Laura's situation is a chilling example of the way children often treat other, perfectly innocent children who are simply different. Just because Laura has grown faster than all the other girls, she is the subject of vicious, hurtful rumors that alienate her from the rest of the class. The admirable thing about Laura, though, is that she never seems to seek revenge; she is quiet and helpful, and only reacts when Margaret confronts her in an extremely rude, even mean-spirited way.

As a result of this incident, Margaret has learned not to make judgments about people before she gets to know them; even more importantly, she's learned not to believe everything she hears about people from outside sources. It's clear that Margaret has never been exposed to many vicious rumors of this sort, since she doesn't know how to handle them; unfortunately, such rumors are a major part of adolescence, so it is unsurprising that gossip of this sort eventually reaches Margaret. In the end, she recognizes that she has made a mistake and apologizes; it can be hoped that Margaret has learned a lesson from this ordeal.

Margaret's experience in the Confession booth plays a pivotal role in her struggle to choose a defining religion. Margaret had acknowledged that she can't feel God's presence in the midst of a large, crowded church service, but this fact could be attributed to the number of people present. Perhaps aside from praying at home, Confession is the most private and personal component of religion, a context in which Margaret has a chance to admit her wrongdoings in the presence only of a priest and of God. But she still doesn't feel what she expects to feel, and in this moment, she realizes that attempting to force herself to feel close to a particular religion—whether Christianity or Judaism—isn't the best tactic.

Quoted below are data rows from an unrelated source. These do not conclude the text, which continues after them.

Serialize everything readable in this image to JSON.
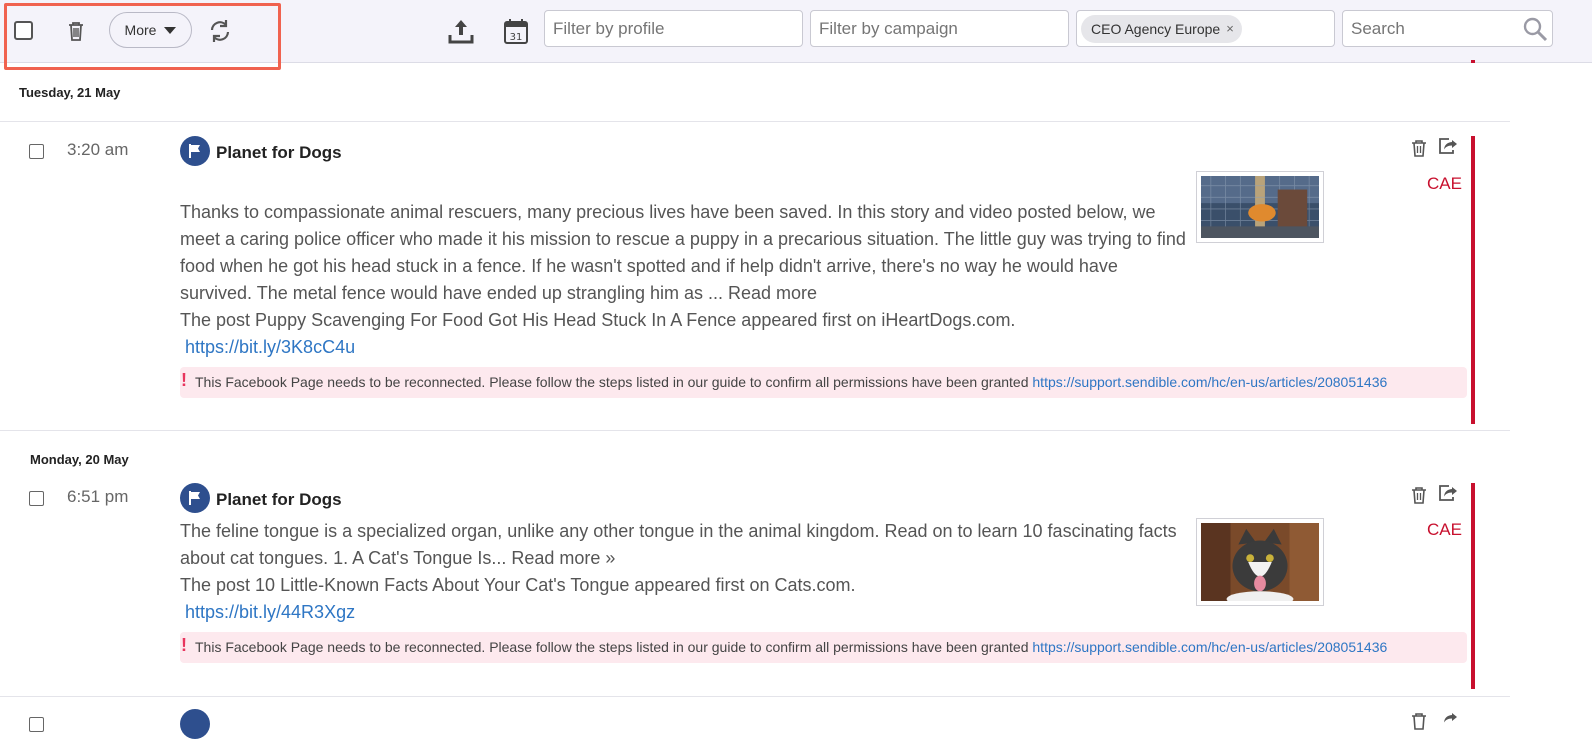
{
  "toolbar": {
    "more_label": "More",
    "filter_profile_placeholder": "Filter by profile",
    "filter_campaign_placeholder": "Filter by campaign",
    "tag": "CEO Agency Europe",
    "tag_remove": "×",
    "search_placeholder": "Search"
  },
  "posts": [
    {
      "date": "Tuesday, 21 May",
      "time": "3:20 am",
      "profile": "Planet for Dogs",
      "body": "Thanks to compassionate animal rescuers, many precious lives have been saved. In this story and video posted below, we meet a caring police officer who made it his mission to rescue a puppy in a precarious situation. The little guy was trying to find food when he got his head stuck in a fence. If he wasn't spotted and if help didn't arrive, there's no way he would have survived. The metal fence would have ended up strangling him as ... ",
      "read_more": "Read more",
      "appeared": "The post Puppy Scavenging For Food Got His Head Stuck In A Fence appeared first on iHeartDogs.com.",
      "link": "https://bit.ly/3K8cC4u",
      "warning": "This Facebook Page needs to be reconnected. Please follow the steps listed in our guide to confirm all permissions have been granted ",
      "warning_link": "https://support.sendible.com/hc/en-us/articles/208051436",
      "campaign": "CAE"
    },
    {
      "date": "Monday, 20 May",
      "time": "6:51 pm",
      "profile": "Planet for Dogs",
      "body": "The feline tongue is a specialized organ, unlike any other tongue in the animal kingdom. Read on to learn 10 fascinating facts about cat tongues. 1. A Cat's Tongue Is... ",
      "read_more": "Read more »",
      "appeared": "The post 10 Little-Known Facts About Your Cat's Tongue appeared first on Cats.com.",
      "link": "https://bit.ly/44R3Xgz",
      "warning": "This Facebook Page needs to be reconnected. Please follow the steps listed in our guide to confirm all permissions have been granted ",
      "warning_link": "https://support.sendible.com/hc/en-us/articles/208051436",
      "campaign": "CAE"
    }
  ],
  "colors": {
    "accent_red": "#c8102e",
    "link_blue": "#2e76c4",
    "warning_bg": "#fde9ee",
    "toolbar_bg": "#f4f3fa",
    "highlight": "#f0624f"
  }
}
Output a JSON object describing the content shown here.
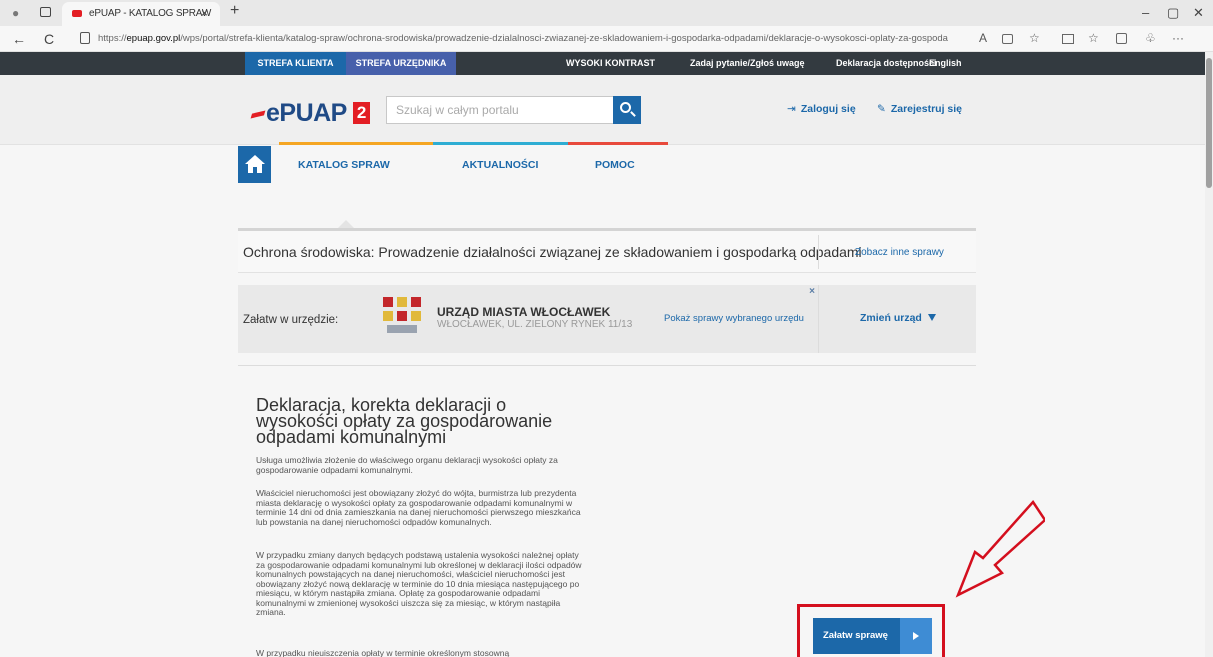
{
  "browser": {
    "tab_title": "ePUAP - KATALOG SPRAW",
    "tab_close": "×",
    "new_tab": "+",
    "url_prefix": "https://",
    "url_domain": "epuap.gov.pl",
    "url_path": "/wps/portal/strefa-klienta/katalog-spraw/ochrona-srodowiska/prowadzenie-dzialalnosci-zwiazanej-ze-skladowaniem-i-gospodarka-odpadami/deklaracje-o-wysokosci-oplaty-za-gospodarowanie-odpa...",
    "back": "←",
    "refresh": "C",
    "minimize": "–",
    "restore": "▢",
    "close": "✕",
    "more": "···",
    "read_aloud": "A",
    "favorites": "☆"
  },
  "topbar": {
    "zone_client": "STREFA KLIENTA",
    "zone_official": "STREFA URZĘDNIKA",
    "high_contrast": "WYSOKI KONTRAST",
    "ask": "Zadaj pytanie/Zgłoś uwagę",
    "accessibility": "Deklaracja dostępności",
    "english": "English"
  },
  "header": {
    "logo_text": "ePUAP",
    "logo_badge": "2",
    "search_placeholder": "Szukaj w całym portalu",
    "login": "Zaloguj się",
    "register": "Zarejestruj się",
    "login_icon": "⇥",
    "register_icon": "✎"
  },
  "nav": {
    "catalog": "KATALOG SPRAW",
    "news": "AKTUALNOŚCI",
    "help": "POMOC"
  },
  "category": {
    "text": "Ochrona środowiska: Prowadzenie działalności związanej ze składowaniem i gospodarką odpadami",
    "other_link": "Zobacz inne sprawy"
  },
  "office": {
    "label": "Załatw w urzędzie:",
    "name": "URZĄD MIASTA WŁOCŁAWEK",
    "address": "WŁOCŁAWEK, UL. ZIELONY RYNEK 11/13",
    "show_link": "Pokaż sprawy wybranego urzędu",
    "close": "×",
    "change": "Zmień urząd"
  },
  "service": {
    "title": "Deklaracja, korekta deklaracji o wysokości opłaty za gospodarowanie odpadami komunalnymi",
    "paragraphs": [
      "Usługa umożliwia złożenie do właściwego organu deklaracji wysokości opłaty za gospodarowanie odpadami komunalnymi.",
      "Właściciel nieruchomości jest obowiązany złożyć do wójta, burmistrza lub prezydenta miasta deklarację o wysokości opłaty za gospodarowanie odpadami komunalnymi w terminie 14 dni od dnia zamieszkania na danej nieruchomości pierwszego mieszkańca lub powstania na danej nieruchomości odpadów komunalnych.",
      "W przypadku zmiany danych będących podstawą ustalenia wysokości należnej opłaty za gospodarowanie odpadami komunalnymi lub określonej w deklaracji ilości odpadów komunalnych powstających na danej nieruchomości, właściciel nieruchomości jest obowiązany złożyć nową deklarację w terminie do 10 dnia miesiąca następującego po miesiącu, w którym nastąpiła zmiana. Opłatę za gospodarowanie odpadami komunalnymi w zmienionej wysokości uiszcza się za miesiąc, w którym nastąpiła zmiana.",
      "W przypadku nieuiszczenia opłaty w terminie określonym stosowną"
    ],
    "action_button": "Załatw sprawę"
  },
  "colors": {
    "primary": "#1c68a9",
    "top_strip": "#333a40",
    "annotation_red": "#d40f1e"
  }
}
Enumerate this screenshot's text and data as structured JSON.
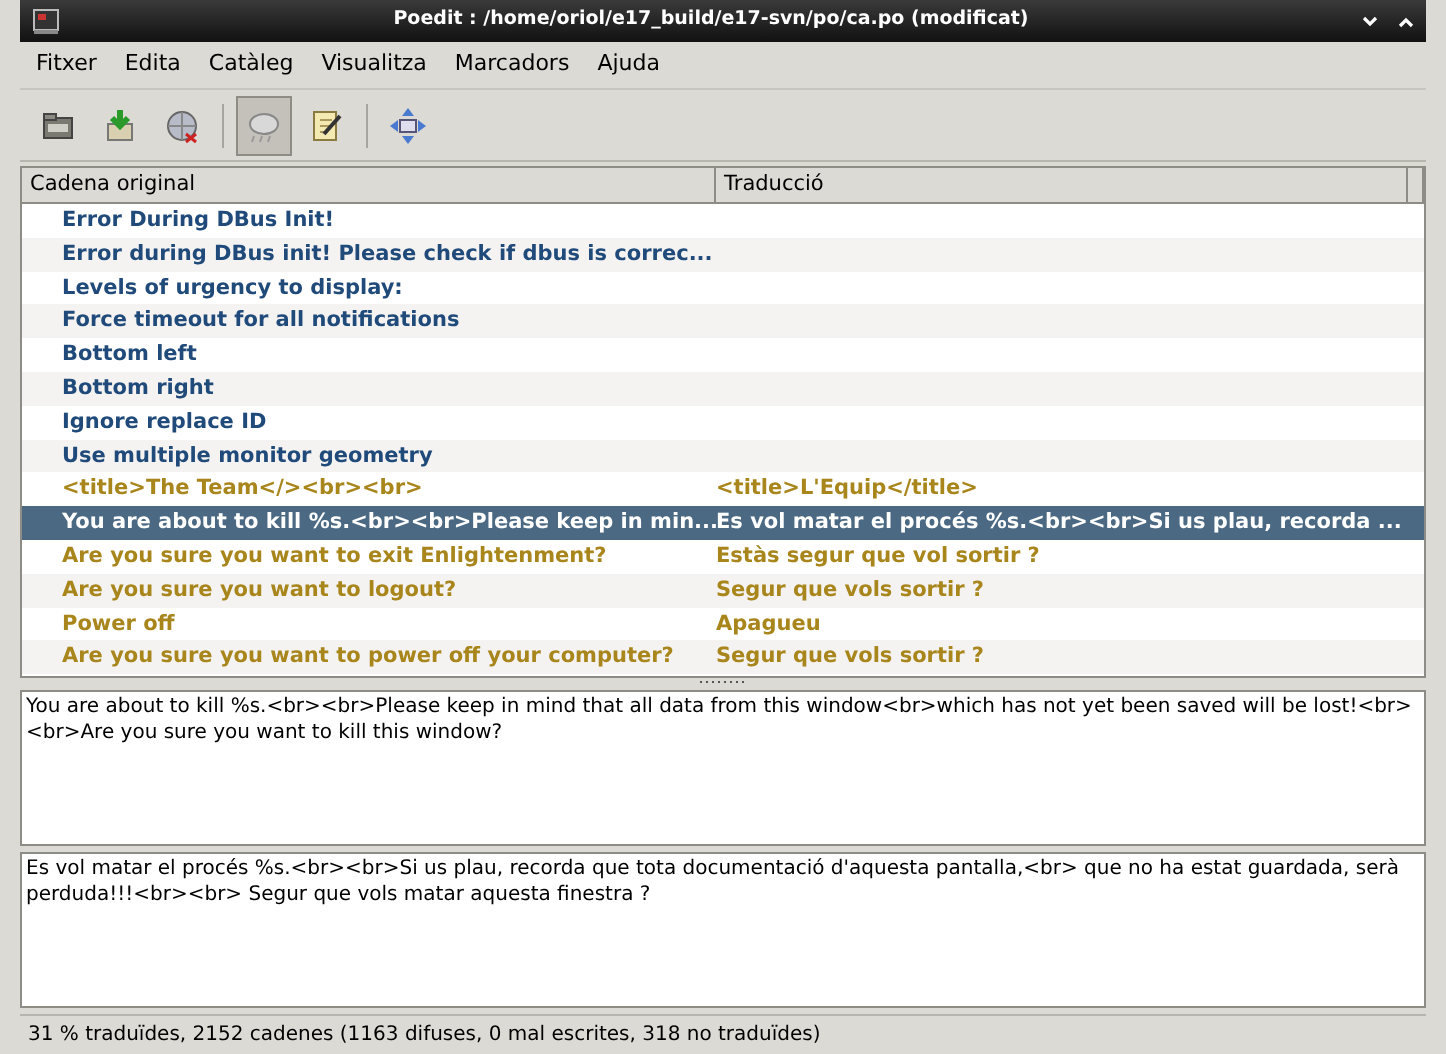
{
  "window": {
    "title": "Poedit : /home/oriol/e17_build/e17-svn/po/ca.po (modificat)"
  },
  "menu": [
    "Fitxer",
    "Edita",
    "Catàleg",
    "Visualitza",
    "Marcadors",
    "Ajuda"
  ],
  "toolbar": [
    {
      "kind": "open",
      "on": false
    },
    {
      "kind": "save",
      "on": false
    },
    {
      "kind": "globe",
      "on": false
    },
    {
      "kind": "cloud",
      "on": true
    },
    {
      "kind": "edit",
      "on": false
    },
    {
      "kind": "move",
      "on": false
    }
  ],
  "table": {
    "columns": [
      "Cadena original",
      "Traducció"
    ],
    "rows": [
      {
        "kind": "untranslated",
        "selected": false,
        "original": "Error During DBus Init!"
      },
      {
        "kind": "untranslated",
        "selected": false,
        "original": "Error during DBus init! Please check if dbus is correc..."
      },
      {
        "kind": "untranslated",
        "selected": false,
        "original": "Levels of urgency to display:"
      },
      {
        "kind": "untranslated",
        "selected": false,
        "original": "Force timeout for all notifications"
      },
      {
        "kind": "untranslated",
        "selected": false,
        "original": "Bottom left"
      },
      {
        "kind": "untranslated",
        "selected": false,
        "original": "Bottom right"
      },
      {
        "kind": "untranslated",
        "selected": false,
        "original": "Ignore replace ID"
      },
      {
        "kind": "untranslated",
        "selected": false,
        "original": "Use multiple monitor geometry"
      },
      {
        "kind": "fuzzy",
        "selected": false,
        "original": "<title>The Team</><br><br>",
        "translation": "<title>L'Equip</title>"
      },
      {
        "kind": "fuzzy",
        "selected": true,
        "original": "You are about to kill %s.<br><br>Please keep in min...",
        "translation": "Es vol matar el procés %s.<br><br>Si us plau, recorda ..."
      },
      {
        "kind": "fuzzy",
        "selected": false,
        "original": "Are you sure you want to exit Enlightenment?",
        "translation": "Estàs segur que vol sortir ?"
      },
      {
        "kind": "fuzzy",
        "selected": false,
        "original": "Are you sure you want to logout?",
        "translation": "Segur que vols sortir ?"
      },
      {
        "kind": "fuzzy",
        "selected": false,
        "original": "Power off",
        "translation": "Apagueu"
      },
      {
        "kind": "fuzzy",
        "selected": false,
        "original": "Are you sure you want to power off your computer?",
        "translation": "Segur que vols sortir ?"
      }
    ]
  },
  "source_text": "You are about to kill %s.<br><br>Please keep in mind that all data from this window<br>which has not yet been saved will be lost!<br><br>Are you sure you want to kill this window?",
  "translation_text": "Es vol matar el procés %s.<br><br>Si us plau, recorda que tota documentació d'aquesta pantalla,<br> que no ha estat guardada, serà perduda!!!<br><br> Segur que vols matar aquesta finestra ?",
  "status_bar": "31 % traduïdes, 2152 cadenes (1163 difuses, 0 mal escrites, 318 no traduïdes)"
}
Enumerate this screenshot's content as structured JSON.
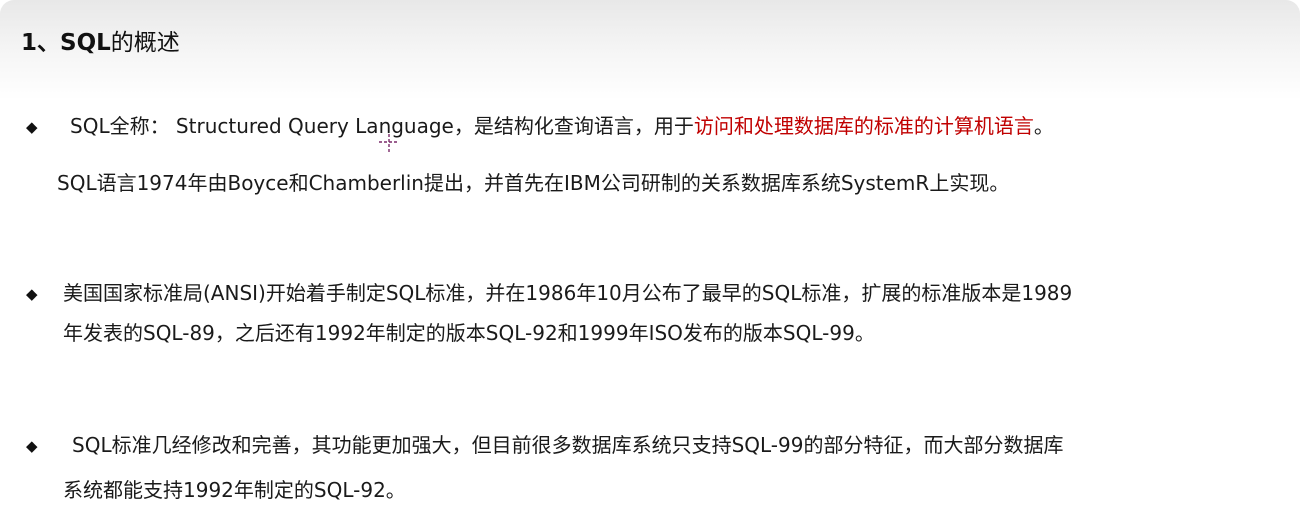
{
  "slide": {
    "title_num": "1、",
    "title_bold": "SQL",
    "title_rest": "的概述",
    "bullet_symbol": "◆",
    "p1": {
      "lead": "SQL全称： Structured Query Language，是结构化查询语言，用于",
      "highlight": "访问和处理数据库的标准的计算机语言",
      "tail": "。"
    },
    "p2": "SQL语言1974年由Boyce和Chamberlin提出，并首先在IBM公司研制的关系数据库系统SystemR上实现。",
    "p3_line1": "美国国家标准局(ANSI)开始着手制定SQL标准，并在1986年10月公布了最早的SQL标准，扩展的标准版本是1989",
    "p3_line2": "年发表的SQL-89，之后还有1992年制定的版本SQL-92和1999年ISO发布的版本SQL-99。",
    "p4_line1": "SQL标准几经修改和完善，其功能更加强大，但目前很多数据库系统只支持SQL-99的部分特征，而大部分数据库",
    "p4_line2": "系统都能支持1992年制定的SQL-92。",
    "highlight_color": "#c00000"
  }
}
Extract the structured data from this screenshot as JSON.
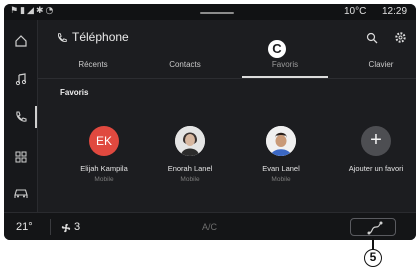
{
  "status": {
    "temperature": "10°C",
    "time": "12:29"
  },
  "header": {
    "title": "Téléphone",
    "marker": "C"
  },
  "tabs": [
    {
      "label": "Récents",
      "active": false
    },
    {
      "label": "Contacts",
      "active": false
    },
    {
      "label": "Favoris",
      "active": true
    },
    {
      "label": "Clavier",
      "active": false
    }
  ],
  "section": {
    "title": "Favoris"
  },
  "favorites": [
    {
      "initials": "EK",
      "name": "Elijah Kampila",
      "type": "Mobile"
    },
    {
      "name": "Enorah Lanel",
      "type": "Mobile"
    },
    {
      "name": "Evan Lanel",
      "type": "Mobile"
    },
    {
      "add_symbol": "+",
      "name": "Ajouter un favori"
    }
  ],
  "climate": {
    "temperature": "21°",
    "fan_level": "3",
    "ac_label": "A/C"
  },
  "callout": "5",
  "colors": {
    "background": "#1c1d20",
    "avatar_initials_bg": "#e0493f",
    "add_button_bg": "#4d4e52"
  }
}
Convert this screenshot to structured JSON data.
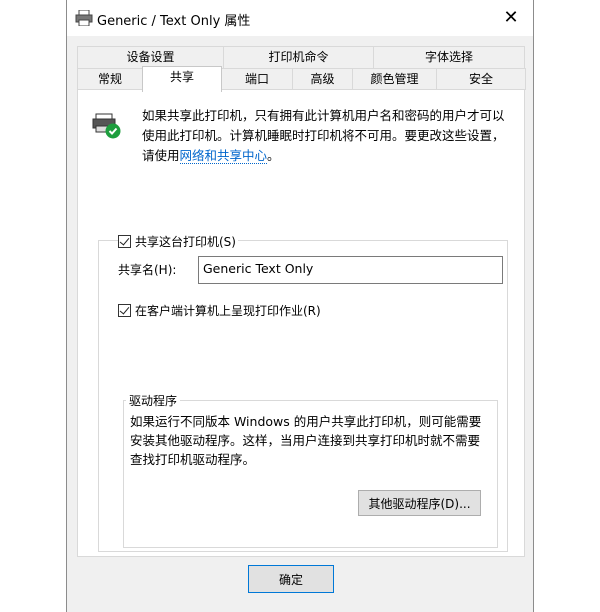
{
  "window": {
    "title": "Generic / Text Only 属性",
    "close_glyph": "✕"
  },
  "tabs_top": [
    "设备设置",
    "打印机命令",
    "字体选择"
  ],
  "tabs_bottom": [
    "常规",
    "共享",
    "端口",
    "高级",
    "颜色管理",
    "安全"
  ],
  "active_tab": "共享",
  "intro": {
    "text": "如果共享此打印机，只有拥有此计算机用户名和密码的用户才可以使用此打印机。计算机睡眠时打印机将不可用。要更改这些设置，请使用",
    "link": "网络和共享中心",
    "suffix": "。"
  },
  "share": {
    "checkbox_label": "共享这台打印机(S)",
    "name_label": "共享名(H):",
    "name_value": "Generic  Text Only",
    "render_label": "在客户端计算机上呈现打印作业(R)"
  },
  "driver": {
    "title": "驱动程序",
    "text": "如果运行不同版本 Windows 的用户共享此打印机，则可能需要安装其他驱动程序。这样，当用户连接到共享打印机时就不需要查找打印机驱动程序。",
    "button": "其他驱动程序(D)..."
  },
  "footer": {
    "ok": "确定"
  },
  "colors": {
    "link": "#0066cc",
    "ok_border": "#0078d7"
  },
  "icons": {
    "title": "printer-icon",
    "share": "shared-printer-icon"
  }
}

The coercions of the people in her life don't make it any easier for Margaret to deal with religious questions, either. In light of Margaret's tense conflicts over growing up, making adult choices, and choosing a religion, her maternal grandparents' visit could not have come at a more inopportune time. Of course it is admirable that these relatives are trying to reconcile with the Simons, but clearly these grandparents still remain steadfast in their beliefs and do not understand Margaret's struggle. This is the final straw for the young girl; this visit pushes her to her breaking point, causing her to not only denounce organized religion, but to denounce God, to whom Margaret has always turned for comfort and guidance. She is denying an essential part of who she is because of the pressure she's been put under.